• [EXERCISE REQUIREMENTS] Please return every line of the records that contains the word "link".

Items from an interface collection
::::::::::

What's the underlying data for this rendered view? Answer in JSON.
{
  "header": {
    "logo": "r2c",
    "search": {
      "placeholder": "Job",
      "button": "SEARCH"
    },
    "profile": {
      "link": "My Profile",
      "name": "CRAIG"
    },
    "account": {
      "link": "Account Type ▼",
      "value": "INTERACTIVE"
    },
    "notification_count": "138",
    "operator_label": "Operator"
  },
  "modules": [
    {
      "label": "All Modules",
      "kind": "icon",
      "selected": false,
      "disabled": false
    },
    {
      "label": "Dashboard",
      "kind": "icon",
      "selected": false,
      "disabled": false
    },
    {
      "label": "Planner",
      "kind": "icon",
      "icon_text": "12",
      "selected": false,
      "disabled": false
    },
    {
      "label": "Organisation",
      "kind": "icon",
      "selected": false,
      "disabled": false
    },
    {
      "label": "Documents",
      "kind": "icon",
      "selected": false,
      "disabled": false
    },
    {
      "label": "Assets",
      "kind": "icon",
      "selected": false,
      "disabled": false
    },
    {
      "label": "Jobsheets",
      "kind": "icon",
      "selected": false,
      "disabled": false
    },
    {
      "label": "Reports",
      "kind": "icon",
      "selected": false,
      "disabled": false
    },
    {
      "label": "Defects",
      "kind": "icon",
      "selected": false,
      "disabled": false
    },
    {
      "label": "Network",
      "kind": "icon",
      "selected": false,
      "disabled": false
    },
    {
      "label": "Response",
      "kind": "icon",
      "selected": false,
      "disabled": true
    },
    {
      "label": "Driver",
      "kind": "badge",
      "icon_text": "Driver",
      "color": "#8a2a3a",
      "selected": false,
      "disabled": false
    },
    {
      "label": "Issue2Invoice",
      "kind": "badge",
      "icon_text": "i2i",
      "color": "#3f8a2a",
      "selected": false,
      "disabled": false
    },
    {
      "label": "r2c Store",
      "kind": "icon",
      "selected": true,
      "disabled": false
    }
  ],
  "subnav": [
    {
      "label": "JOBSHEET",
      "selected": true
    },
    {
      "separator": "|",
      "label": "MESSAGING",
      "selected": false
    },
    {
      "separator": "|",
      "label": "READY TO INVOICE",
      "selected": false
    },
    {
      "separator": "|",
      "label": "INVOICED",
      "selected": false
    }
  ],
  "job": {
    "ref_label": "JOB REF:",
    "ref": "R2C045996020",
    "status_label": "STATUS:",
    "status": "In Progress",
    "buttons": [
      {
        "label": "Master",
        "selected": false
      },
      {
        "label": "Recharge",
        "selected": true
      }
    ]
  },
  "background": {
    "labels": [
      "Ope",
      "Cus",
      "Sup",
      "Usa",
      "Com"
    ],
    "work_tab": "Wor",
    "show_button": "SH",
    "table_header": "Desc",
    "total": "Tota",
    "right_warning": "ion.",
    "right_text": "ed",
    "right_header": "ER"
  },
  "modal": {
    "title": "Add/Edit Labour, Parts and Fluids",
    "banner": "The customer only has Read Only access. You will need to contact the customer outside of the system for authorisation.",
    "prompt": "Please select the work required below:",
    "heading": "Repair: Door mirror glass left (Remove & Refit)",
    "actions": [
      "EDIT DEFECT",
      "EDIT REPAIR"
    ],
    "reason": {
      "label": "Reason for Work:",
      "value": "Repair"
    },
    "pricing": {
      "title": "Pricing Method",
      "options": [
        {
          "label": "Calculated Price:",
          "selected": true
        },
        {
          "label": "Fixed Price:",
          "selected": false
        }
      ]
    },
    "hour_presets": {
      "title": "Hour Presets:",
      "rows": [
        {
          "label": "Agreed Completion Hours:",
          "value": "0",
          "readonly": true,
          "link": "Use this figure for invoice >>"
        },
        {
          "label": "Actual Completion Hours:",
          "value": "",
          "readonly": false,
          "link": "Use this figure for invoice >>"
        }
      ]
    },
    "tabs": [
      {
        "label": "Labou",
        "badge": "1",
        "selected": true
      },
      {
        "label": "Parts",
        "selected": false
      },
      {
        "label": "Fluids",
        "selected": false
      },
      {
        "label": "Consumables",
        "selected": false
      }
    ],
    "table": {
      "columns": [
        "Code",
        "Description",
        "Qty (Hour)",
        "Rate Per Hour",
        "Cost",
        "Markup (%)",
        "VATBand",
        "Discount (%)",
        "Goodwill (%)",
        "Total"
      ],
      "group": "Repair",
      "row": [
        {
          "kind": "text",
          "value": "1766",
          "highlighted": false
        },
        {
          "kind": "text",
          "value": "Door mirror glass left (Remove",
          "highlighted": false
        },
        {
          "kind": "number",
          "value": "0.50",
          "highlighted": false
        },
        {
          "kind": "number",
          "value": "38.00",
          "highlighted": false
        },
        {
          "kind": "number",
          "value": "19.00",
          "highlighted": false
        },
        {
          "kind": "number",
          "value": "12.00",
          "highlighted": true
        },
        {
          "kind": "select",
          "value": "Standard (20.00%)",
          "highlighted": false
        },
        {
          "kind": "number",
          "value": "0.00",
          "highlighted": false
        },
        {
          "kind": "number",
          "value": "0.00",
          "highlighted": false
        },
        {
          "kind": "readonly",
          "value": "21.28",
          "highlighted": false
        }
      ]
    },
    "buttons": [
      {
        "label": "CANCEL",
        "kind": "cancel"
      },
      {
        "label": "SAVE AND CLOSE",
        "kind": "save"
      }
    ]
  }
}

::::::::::

• [COMPLETED TASK]
      "link": "My Profile",
      "link": "Account Type ▼",
          "link": "Use this figure for invoice >>"
          "link": "Use this figure for invoice >>"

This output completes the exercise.